Sen. Kevin Cramer of North Dakota, Trump ally, said "a lot of Republican members of the Senate are tariff weary. It's like, anything but tariffs." He said he could envision 20 Republicans opposing the president on the Senate floor if it came to that. "The president has to consider whether or not a veto can be sustained. That would be a really good, important discussion for him to have with Republican members of Congress before going that route"; Cramer has been sympathetic to Trump and said lawmakers should pressure Mexican officials to avoid the political and economic calamity.
Sen. Mitt Romney (R-Utah): "When it comes to applying a tariff to Mexico, I for one would not support that. I do not favor tariffs being applied to friends like Mexico. If there's a vote I think it's a very difficult vote for those of us who oppose tariffs. I would not be inclined to vote [for] a tariff against a friend."

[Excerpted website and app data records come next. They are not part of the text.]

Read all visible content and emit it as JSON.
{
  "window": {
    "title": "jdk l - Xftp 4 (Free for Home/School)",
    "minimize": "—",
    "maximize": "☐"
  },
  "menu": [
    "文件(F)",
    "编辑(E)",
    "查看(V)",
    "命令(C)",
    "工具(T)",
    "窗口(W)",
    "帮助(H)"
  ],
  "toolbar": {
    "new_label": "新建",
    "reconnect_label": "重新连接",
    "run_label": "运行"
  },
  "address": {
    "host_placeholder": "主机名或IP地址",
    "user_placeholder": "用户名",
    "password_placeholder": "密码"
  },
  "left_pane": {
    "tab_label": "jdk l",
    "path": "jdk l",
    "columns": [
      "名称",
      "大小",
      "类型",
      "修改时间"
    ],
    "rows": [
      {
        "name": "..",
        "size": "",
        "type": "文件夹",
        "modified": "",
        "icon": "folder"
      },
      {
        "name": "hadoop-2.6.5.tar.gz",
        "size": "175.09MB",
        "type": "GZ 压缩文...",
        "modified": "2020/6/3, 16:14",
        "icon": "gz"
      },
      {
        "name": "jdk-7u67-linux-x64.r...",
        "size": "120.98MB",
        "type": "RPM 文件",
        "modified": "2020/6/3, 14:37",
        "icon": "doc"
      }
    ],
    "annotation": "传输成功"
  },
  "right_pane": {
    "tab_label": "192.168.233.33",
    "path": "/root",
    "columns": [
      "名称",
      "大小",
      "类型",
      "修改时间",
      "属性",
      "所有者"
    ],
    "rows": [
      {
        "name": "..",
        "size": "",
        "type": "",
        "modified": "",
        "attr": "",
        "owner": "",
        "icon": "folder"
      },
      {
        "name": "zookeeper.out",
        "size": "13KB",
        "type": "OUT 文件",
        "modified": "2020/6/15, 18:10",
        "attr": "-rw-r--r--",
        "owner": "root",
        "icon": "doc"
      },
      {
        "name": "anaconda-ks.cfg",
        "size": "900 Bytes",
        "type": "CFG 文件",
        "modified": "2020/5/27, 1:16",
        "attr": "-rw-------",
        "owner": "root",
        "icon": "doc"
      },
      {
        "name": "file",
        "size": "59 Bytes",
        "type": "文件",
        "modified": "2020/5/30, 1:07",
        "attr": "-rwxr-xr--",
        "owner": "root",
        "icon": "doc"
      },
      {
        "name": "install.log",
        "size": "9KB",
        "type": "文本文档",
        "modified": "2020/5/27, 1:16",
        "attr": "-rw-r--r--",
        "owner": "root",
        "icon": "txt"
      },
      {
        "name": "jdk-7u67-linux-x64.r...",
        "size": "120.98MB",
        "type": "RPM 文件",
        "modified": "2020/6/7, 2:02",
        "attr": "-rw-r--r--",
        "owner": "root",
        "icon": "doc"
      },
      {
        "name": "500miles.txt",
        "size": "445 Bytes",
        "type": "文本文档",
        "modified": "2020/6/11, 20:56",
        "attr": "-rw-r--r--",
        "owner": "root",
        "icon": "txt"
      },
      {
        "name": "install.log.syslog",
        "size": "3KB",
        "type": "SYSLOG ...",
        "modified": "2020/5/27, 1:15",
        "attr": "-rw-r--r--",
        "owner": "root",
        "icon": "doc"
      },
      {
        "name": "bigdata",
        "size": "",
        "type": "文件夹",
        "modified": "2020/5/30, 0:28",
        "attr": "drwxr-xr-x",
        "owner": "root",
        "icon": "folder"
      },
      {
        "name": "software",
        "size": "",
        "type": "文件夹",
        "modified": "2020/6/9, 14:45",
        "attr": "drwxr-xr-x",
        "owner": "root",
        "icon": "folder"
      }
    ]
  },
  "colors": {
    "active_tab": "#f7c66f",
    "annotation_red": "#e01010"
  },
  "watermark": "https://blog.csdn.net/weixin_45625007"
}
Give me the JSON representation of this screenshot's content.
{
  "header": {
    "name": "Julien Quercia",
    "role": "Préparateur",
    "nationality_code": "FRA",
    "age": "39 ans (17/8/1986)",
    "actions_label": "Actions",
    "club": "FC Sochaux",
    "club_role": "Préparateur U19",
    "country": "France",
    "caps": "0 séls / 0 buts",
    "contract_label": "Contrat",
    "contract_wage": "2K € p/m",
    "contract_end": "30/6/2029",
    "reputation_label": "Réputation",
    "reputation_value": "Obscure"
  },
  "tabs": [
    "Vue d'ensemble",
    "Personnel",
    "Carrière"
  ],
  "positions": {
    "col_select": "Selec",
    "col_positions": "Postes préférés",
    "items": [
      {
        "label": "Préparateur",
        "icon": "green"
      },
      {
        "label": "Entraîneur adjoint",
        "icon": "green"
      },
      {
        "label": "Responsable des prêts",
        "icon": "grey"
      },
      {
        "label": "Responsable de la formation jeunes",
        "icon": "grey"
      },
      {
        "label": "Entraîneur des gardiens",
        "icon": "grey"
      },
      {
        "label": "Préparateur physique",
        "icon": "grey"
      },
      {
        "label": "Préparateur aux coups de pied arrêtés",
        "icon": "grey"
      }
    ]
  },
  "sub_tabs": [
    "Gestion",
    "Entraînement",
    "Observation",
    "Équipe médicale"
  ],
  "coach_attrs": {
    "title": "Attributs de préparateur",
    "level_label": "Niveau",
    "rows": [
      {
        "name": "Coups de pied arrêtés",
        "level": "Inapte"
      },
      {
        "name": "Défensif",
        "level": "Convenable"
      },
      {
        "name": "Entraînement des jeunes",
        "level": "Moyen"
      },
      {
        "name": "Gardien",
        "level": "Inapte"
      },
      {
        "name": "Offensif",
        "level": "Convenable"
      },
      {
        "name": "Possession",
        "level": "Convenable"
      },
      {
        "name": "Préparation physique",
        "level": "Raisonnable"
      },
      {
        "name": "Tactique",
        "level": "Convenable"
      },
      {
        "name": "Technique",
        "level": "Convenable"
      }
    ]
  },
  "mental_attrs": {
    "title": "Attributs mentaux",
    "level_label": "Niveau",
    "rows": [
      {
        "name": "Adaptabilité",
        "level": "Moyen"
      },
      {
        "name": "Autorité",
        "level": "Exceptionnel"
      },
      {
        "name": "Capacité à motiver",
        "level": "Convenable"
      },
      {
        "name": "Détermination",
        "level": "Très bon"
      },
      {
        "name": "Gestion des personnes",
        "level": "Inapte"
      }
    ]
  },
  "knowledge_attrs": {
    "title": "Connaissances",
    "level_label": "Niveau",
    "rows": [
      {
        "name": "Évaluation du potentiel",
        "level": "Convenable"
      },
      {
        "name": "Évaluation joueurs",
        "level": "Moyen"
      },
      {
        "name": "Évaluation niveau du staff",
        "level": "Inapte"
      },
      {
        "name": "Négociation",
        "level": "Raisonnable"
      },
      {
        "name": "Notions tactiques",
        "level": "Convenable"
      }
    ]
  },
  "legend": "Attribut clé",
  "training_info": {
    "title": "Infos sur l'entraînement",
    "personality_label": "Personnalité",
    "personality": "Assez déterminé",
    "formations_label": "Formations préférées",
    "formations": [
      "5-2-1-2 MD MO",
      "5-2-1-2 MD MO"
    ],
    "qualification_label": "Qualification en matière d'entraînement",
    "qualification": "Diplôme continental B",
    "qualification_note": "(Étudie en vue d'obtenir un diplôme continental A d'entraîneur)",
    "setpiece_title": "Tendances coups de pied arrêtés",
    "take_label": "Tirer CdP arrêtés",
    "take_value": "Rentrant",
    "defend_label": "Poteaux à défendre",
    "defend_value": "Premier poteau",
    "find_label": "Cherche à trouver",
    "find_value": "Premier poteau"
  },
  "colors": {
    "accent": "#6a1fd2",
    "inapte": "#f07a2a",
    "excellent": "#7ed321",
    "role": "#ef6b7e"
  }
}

Sen. John Kennedy (R-La.): "No," said on whether the White House had laid out a clear path forward. "Both bright guys, but they don't have decision-making authority. What I'm hoping we can do is when the president gets back from the U.K. we can all sit down and try to figure out how to move forward together."
Sen. John Cornyn (R-Texas): "The problem is we didn't have the decision makers there. The president and half his Cabinet [are] over in Europe, and obviously the clock is ticking. Time's wasting," Cornyn said. "What we need to do is get in front of the president and have that conversation." Kennedy is one of a handful of Republicans who have spoken to Trump directly about the tariffs, along with Sen. Joni Ernst (R-Iowa). Both said Trump seems unmoved.
While there have been a dozen or so moderate Republicans willing to buck the president on issues like the emergency declaration on the wall, even lawmakers who vehemently oppose Trump's tariffs believe there is little to no chance that enough GOP lawmakers would vote to override a presidential veto. In the immediate term, Republicans want to avoid all that. This week, Mexican officials are engaging in breakneck talks with the administration in advance of Trump's self-imposed June 10 deadline for new tariffs. They certainly don't want an ugly clash on the Senate Floor.
Sen. Mike Braun (R-Ind.): "The main takeaway would be that there's not much interest in using a tariff for border security. The legal thing came up and no one had an answer for that. But I think it's secondary because I don't think there's a lot of interest within the Senate for a 5 percent tariff to be used for that purpose."
Officials did not say what Trump will do and how he will do it, frustrating Republicans given that Trump has said he would make the decision in less than a week. If Trump tries to move under the first national emergency declaration, he could face a vote in September that blocks both his unilateral move for wall funds and new tariffs. If he declares a new one, he could set up rolling votes to block each emergency every six months if he leaves them in place.